--- Records supplied Enclosed Below ---

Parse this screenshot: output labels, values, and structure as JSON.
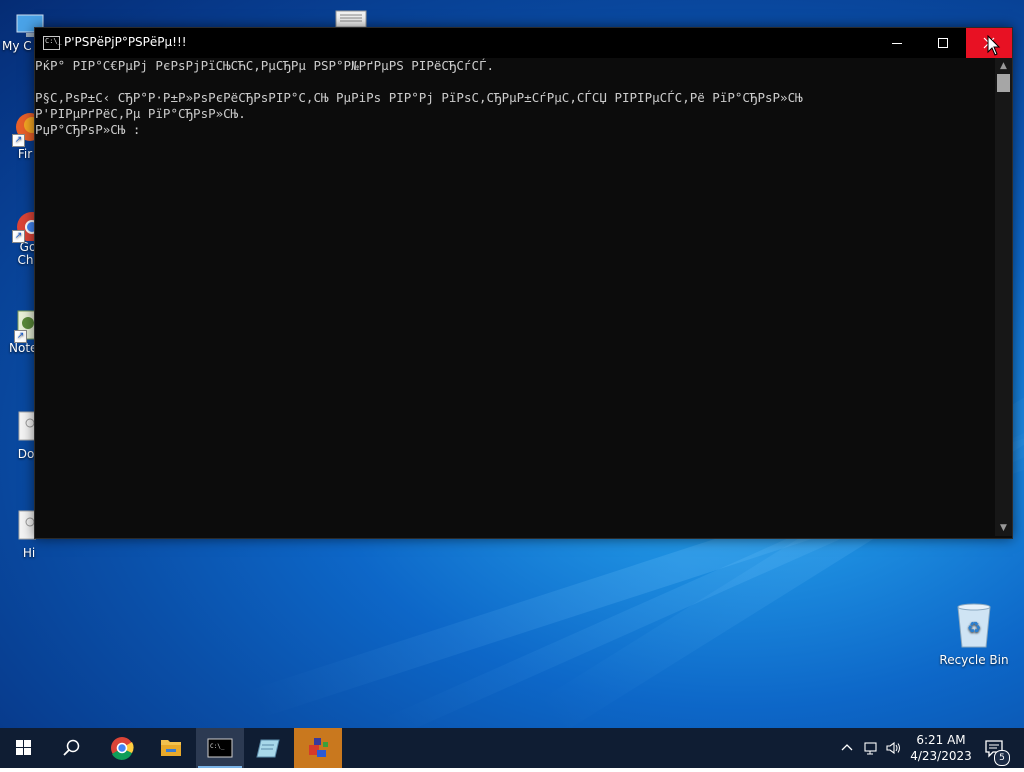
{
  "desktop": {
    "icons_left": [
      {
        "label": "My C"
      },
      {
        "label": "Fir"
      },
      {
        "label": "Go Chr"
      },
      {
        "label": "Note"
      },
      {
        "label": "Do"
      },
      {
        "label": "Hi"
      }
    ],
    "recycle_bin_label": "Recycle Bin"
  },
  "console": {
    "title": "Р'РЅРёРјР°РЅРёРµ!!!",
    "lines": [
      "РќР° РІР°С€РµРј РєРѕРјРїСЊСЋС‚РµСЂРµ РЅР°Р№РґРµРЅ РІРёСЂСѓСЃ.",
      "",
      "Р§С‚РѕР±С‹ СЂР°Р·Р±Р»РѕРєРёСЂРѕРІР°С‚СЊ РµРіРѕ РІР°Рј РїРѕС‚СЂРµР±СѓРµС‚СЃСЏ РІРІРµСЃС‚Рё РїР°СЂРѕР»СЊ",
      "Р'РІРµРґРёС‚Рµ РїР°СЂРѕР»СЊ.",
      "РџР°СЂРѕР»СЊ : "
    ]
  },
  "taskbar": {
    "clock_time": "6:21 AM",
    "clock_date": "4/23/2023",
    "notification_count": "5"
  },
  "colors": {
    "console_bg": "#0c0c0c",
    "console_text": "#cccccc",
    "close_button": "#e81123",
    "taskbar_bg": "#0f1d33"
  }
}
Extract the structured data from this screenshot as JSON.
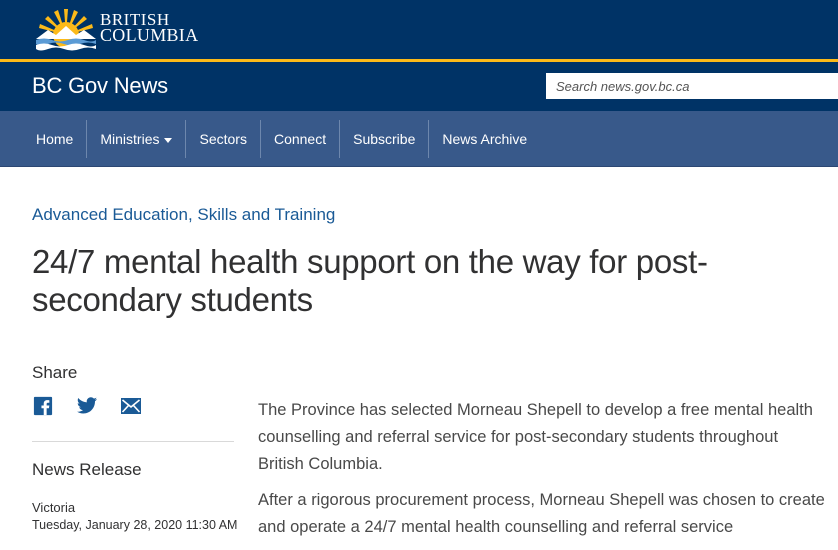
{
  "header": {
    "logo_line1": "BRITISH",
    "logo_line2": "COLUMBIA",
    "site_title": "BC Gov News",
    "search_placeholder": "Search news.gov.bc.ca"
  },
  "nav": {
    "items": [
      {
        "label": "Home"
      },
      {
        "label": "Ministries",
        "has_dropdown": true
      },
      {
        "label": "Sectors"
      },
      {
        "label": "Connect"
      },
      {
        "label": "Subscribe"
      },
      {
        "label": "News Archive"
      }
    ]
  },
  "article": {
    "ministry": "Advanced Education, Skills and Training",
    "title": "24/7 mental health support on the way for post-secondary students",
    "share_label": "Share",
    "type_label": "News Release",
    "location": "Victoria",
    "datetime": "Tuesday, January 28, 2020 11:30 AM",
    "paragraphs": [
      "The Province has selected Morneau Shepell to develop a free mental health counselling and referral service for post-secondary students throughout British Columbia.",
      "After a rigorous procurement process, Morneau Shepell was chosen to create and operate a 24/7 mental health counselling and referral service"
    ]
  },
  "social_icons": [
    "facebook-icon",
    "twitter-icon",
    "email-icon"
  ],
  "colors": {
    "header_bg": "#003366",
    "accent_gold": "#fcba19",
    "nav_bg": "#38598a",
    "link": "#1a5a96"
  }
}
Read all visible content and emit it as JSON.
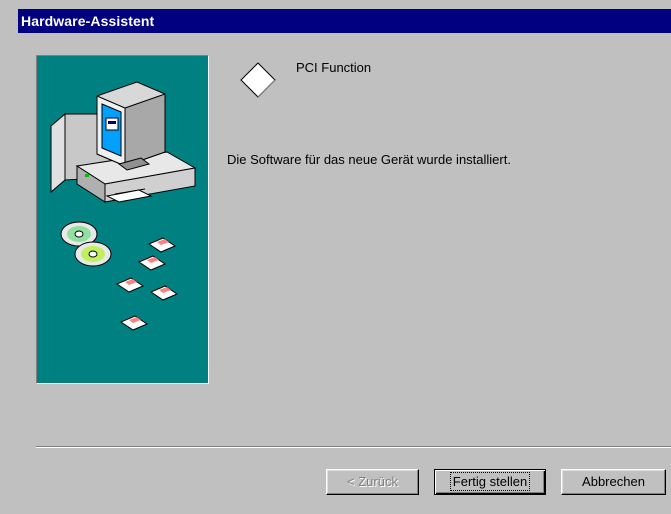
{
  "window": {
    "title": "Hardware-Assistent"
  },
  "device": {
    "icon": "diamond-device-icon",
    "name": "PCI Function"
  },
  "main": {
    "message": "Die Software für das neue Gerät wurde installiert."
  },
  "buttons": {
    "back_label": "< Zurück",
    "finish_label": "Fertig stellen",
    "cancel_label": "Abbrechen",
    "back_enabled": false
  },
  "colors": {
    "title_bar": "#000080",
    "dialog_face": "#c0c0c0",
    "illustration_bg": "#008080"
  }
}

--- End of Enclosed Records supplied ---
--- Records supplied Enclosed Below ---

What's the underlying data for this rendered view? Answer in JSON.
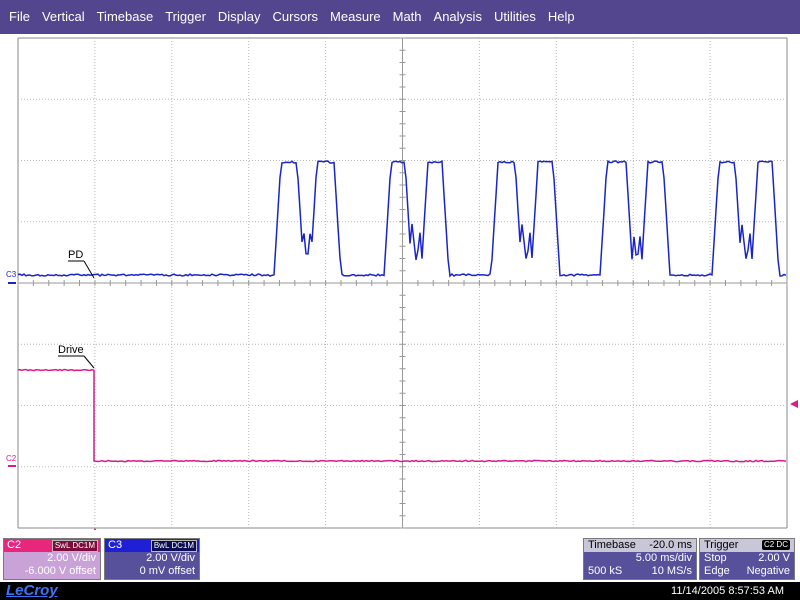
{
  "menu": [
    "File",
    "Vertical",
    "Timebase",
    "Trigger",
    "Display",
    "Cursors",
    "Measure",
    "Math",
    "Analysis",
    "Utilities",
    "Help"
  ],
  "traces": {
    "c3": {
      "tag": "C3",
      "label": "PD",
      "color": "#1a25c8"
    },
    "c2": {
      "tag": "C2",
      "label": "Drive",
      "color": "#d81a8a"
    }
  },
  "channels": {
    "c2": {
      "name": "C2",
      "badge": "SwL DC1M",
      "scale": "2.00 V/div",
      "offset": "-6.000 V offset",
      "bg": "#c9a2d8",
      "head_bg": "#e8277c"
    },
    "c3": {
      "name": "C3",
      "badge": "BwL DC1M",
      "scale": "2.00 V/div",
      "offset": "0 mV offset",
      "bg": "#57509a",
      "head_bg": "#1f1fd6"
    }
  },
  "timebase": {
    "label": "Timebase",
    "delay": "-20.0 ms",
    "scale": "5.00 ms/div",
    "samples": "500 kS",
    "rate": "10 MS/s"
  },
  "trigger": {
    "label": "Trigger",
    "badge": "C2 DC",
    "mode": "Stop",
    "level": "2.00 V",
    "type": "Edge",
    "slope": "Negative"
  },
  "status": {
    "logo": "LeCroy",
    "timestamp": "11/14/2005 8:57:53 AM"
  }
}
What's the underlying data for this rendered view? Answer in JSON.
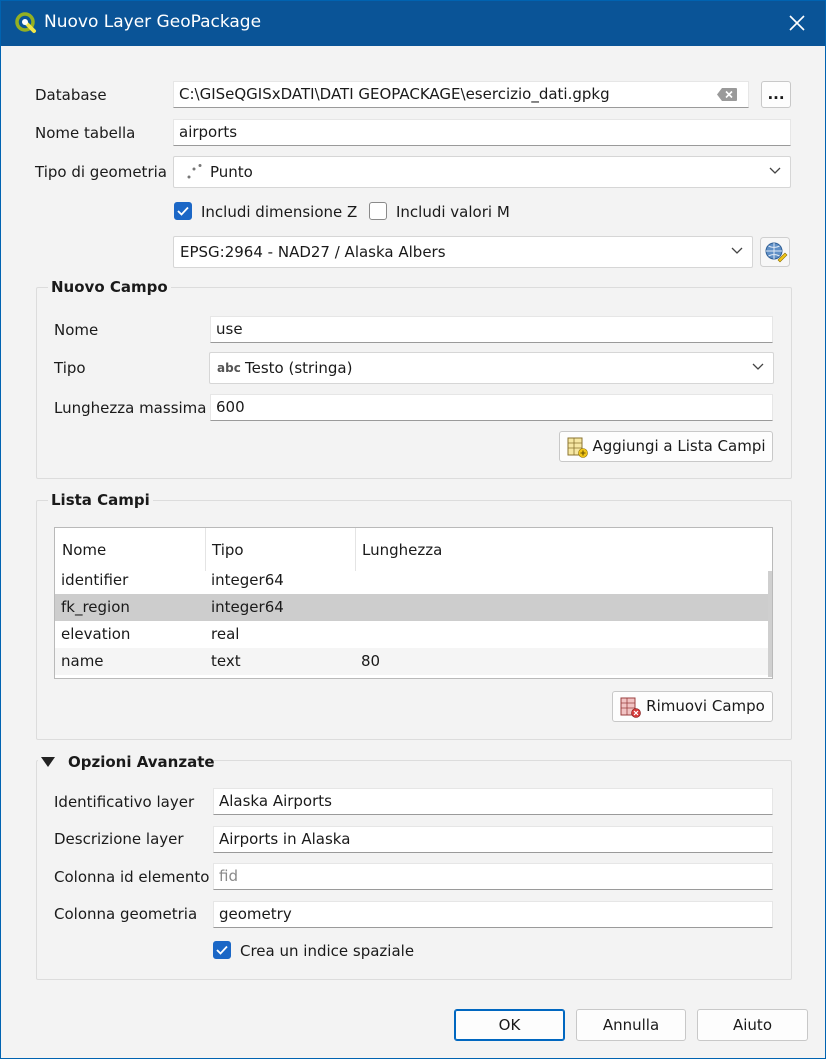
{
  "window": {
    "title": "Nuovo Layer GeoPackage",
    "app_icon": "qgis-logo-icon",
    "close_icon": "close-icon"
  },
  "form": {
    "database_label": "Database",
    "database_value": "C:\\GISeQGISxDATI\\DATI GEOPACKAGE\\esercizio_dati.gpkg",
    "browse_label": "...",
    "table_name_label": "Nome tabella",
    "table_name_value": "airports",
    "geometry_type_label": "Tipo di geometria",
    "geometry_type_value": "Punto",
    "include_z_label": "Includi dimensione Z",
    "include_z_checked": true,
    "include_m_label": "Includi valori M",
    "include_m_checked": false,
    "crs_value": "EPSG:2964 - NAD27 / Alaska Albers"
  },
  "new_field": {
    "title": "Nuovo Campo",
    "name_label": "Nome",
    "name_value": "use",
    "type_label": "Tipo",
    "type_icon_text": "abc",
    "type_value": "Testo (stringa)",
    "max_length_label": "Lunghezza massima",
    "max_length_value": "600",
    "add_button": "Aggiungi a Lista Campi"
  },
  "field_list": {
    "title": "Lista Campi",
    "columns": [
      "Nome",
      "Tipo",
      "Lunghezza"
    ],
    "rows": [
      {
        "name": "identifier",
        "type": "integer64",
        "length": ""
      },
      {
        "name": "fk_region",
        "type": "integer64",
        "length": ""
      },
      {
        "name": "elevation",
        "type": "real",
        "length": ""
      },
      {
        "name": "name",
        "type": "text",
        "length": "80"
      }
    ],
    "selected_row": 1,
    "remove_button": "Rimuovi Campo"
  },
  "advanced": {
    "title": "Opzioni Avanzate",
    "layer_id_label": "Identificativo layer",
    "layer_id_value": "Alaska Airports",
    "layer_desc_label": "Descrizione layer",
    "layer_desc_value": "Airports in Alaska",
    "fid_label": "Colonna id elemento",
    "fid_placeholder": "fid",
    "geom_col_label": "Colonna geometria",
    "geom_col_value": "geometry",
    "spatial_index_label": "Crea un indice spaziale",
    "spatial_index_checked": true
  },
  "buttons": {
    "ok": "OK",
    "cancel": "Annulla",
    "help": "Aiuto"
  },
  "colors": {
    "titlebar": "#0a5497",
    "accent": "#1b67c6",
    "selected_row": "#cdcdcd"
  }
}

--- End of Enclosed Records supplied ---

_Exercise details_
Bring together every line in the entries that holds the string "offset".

_Completed task_
      "offset": "-6.000 V offset",
      "offset": "0 mV offset",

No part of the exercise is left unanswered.